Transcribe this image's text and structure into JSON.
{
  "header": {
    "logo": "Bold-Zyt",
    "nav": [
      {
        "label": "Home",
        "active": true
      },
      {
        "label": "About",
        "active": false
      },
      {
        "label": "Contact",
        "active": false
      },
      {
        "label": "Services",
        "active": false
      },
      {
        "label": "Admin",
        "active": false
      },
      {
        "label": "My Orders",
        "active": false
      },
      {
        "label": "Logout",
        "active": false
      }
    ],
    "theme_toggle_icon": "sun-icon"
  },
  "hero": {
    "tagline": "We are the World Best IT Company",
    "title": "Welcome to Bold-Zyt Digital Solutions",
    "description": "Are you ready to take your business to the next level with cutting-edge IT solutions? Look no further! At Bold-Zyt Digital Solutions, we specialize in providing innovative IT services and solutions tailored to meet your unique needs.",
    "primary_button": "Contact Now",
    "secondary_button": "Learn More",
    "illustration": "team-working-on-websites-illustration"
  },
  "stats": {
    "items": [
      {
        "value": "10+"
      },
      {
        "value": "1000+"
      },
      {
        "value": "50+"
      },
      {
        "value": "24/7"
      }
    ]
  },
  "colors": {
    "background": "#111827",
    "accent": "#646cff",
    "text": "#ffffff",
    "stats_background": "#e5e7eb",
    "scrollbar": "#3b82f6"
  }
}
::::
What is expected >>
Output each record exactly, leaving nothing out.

Answer >>
Transcribe this image's text and structure into JSON.
{
  "header": {
    "logo": "Bold-Zyt",
    "nav": [
      {
        "label": "Home",
        "active": true
      },
      {
        "label": "About",
        "active": false
      },
      {
        "label": "Contact",
        "active": false
      },
      {
        "label": "Services",
        "active": false
      },
      {
        "label": "Admin",
        "active": false
      },
      {
        "label": "My Orders",
        "active": false
      },
      {
        "label": "Logout",
        "active": false
      }
    ],
    "theme_toggle_icon": "sun-icon"
  },
  "hero": {
    "tagline": "We are the World Best IT Company",
    "title": "Welcome to Bold-Zyt Digital Solutions",
    "description": "Are you ready to take your business to the next level with cutting-edge IT solutions? Look no further! At Bold-Zyt Digital Solutions, we specialize in providing innovative IT services and solutions tailored to meet your unique needs.",
    "primary_button": "Contact Now",
    "secondary_button": "Learn More",
    "illustration": "team-working-on-websites-illustration"
  },
  "stats": {
    "items": [
      {
        "value": "10+"
      },
      {
        "value": "1000+"
      },
      {
        "value": "50+"
      },
      {
        "value": "24/7"
      }
    ]
  },
  "colors": {
    "background": "#111827",
    "accent": "#646cff",
    "text": "#ffffff",
    "stats_background": "#e5e7eb",
    "scrollbar": "#3b82f6"
  }
}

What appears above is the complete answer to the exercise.